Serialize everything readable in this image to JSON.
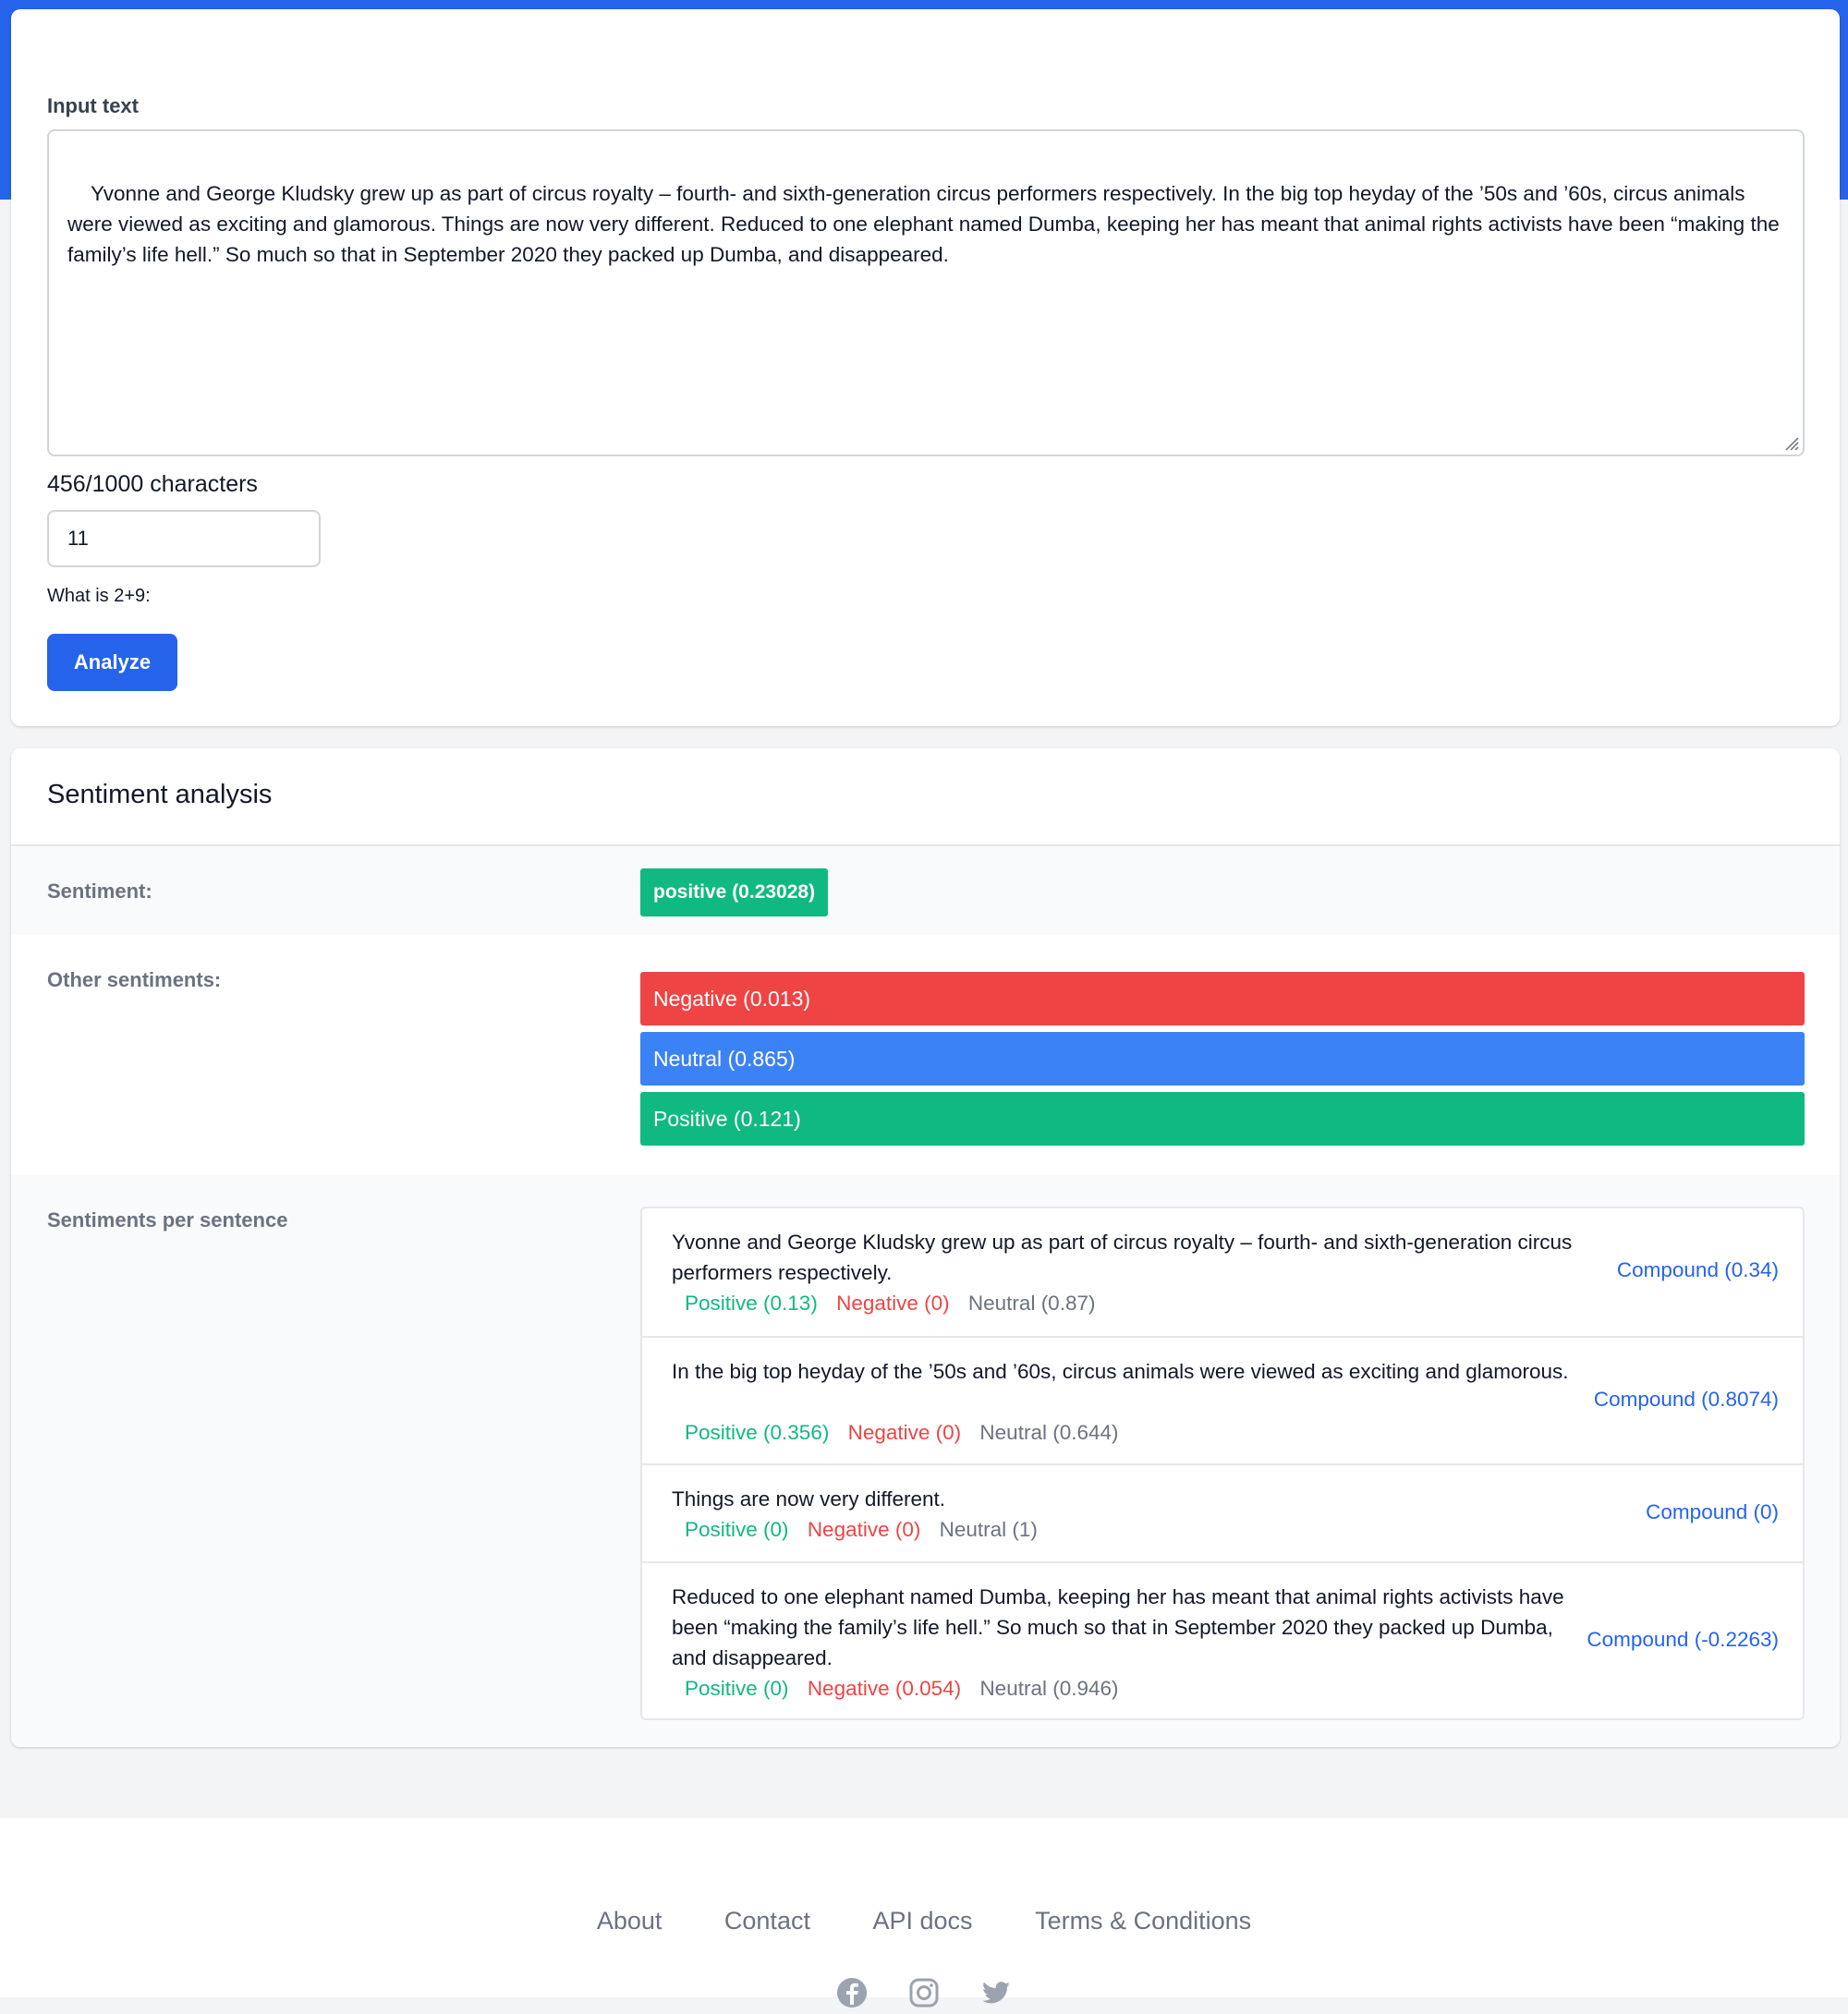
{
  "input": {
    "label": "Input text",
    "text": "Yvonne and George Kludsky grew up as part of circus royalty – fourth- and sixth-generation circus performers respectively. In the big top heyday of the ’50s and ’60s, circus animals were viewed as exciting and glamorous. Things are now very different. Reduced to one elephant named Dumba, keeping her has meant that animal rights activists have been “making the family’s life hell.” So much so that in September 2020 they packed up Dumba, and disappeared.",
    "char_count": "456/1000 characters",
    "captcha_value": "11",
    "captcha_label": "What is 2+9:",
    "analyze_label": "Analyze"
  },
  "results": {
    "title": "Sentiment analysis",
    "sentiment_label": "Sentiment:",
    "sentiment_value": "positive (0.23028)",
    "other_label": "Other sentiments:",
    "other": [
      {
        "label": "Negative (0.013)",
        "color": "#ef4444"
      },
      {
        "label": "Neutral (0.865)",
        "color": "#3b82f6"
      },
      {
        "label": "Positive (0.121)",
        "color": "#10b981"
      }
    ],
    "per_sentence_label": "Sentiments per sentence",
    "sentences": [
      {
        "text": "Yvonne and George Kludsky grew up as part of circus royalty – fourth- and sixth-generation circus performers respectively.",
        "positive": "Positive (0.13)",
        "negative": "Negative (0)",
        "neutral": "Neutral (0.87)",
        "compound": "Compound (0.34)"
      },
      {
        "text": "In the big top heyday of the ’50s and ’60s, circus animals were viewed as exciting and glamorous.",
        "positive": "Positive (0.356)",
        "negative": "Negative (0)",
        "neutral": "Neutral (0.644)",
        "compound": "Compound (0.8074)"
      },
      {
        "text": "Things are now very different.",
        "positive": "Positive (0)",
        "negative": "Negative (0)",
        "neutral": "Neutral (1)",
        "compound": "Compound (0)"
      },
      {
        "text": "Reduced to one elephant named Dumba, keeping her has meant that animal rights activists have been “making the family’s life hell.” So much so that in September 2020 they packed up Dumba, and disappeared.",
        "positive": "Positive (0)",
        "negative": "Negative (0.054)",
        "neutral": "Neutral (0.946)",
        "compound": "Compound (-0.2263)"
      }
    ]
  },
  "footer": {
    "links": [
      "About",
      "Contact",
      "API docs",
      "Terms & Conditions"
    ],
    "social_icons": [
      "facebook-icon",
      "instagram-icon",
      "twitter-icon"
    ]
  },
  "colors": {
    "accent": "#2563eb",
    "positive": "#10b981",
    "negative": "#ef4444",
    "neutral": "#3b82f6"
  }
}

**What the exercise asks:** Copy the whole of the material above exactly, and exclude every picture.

**The answer:**
Serialize everything readable in this image to JSON.
{
  "input": {
    "label": "Input text",
    "text": "Yvonne and George Kludsky grew up as part of circus royalty – fourth- and sixth-generation circus performers respectively. In the big top heyday of the ’50s and ’60s, circus animals were viewed as exciting and glamorous. Things are now very different. Reduced to one elephant named Dumba, keeping her has meant that animal rights activists have been “making the family’s life hell.” So much so that in September 2020 they packed up Dumba, and disappeared.",
    "char_count": "456/1000 characters",
    "captcha_value": "11",
    "captcha_label": "What is 2+9:",
    "analyze_label": "Analyze"
  },
  "results": {
    "title": "Sentiment analysis",
    "sentiment_label": "Sentiment:",
    "sentiment_value": "positive (0.23028)",
    "other_label": "Other sentiments:",
    "other": [
      {
        "label": "Negative (0.013)",
        "color": "#ef4444"
      },
      {
        "label": "Neutral (0.865)",
        "color": "#3b82f6"
      },
      {
        "label": "Positive (0.121)",
        "color": "#10b981"
      }
    ],
    "per_sentence_label": "Sentiments per sentence",
    "sentences": [
      {
        "text": "Yvonne and George Kludsky grew up as part of circus royalty – fourth- and sixth-generation circus performers respectively.",
        "positive": "Positive (0.13)",
        "negative": "Negative (0)",
        "neutral": "Neutral (0.87)",
        "compound": "Compound (0.34)"
      },
      {
        "text": "In the big top heyday of the ’50s and ’60s, circus animals were viewed as exciting and glamorous.",
        "positive": "Positive (0.356)",
        "negative": "Negative (0)",
        "neutral": "Neutral (0.644)",
        "compound": "Compound (0.8074)"
      },
      {
        "text": "Things are now very different.",
        "positive": "Positive (0)",
        "negative": "Negative (0)",
        "neutral": "Neutral (1)",
        "compound": "Compound (0)"
      },
      {
        "text": "Reduced to one elephant named Dumba, keeping her has meant that animal rights activists have been “making the family’s life hell.” So much so that in September 2020 they packed up Dumba, and disappeared.",
        "positive": "Positive (0)",
        "negative": "Negative (0.054)",
        "neutral": "Neutral (0.946)",
        "compound": "Compound (-0.2263)"
      }
    ]
  },
  "footer": {
    "links": [
      "About",
      "Contact",
      "API docs",
      "Terms & Conditions"
    ],
    "social_icons": [
      "facebook-icon",
      "instagram-icon",
      "twitter-icon"
    ]
  },
  "colors": {
    "accent": "#2563eb",
    "positive": "#10b981",
    "negative": "#ef4444",
    "neutral": "#3b82f6"
  }
}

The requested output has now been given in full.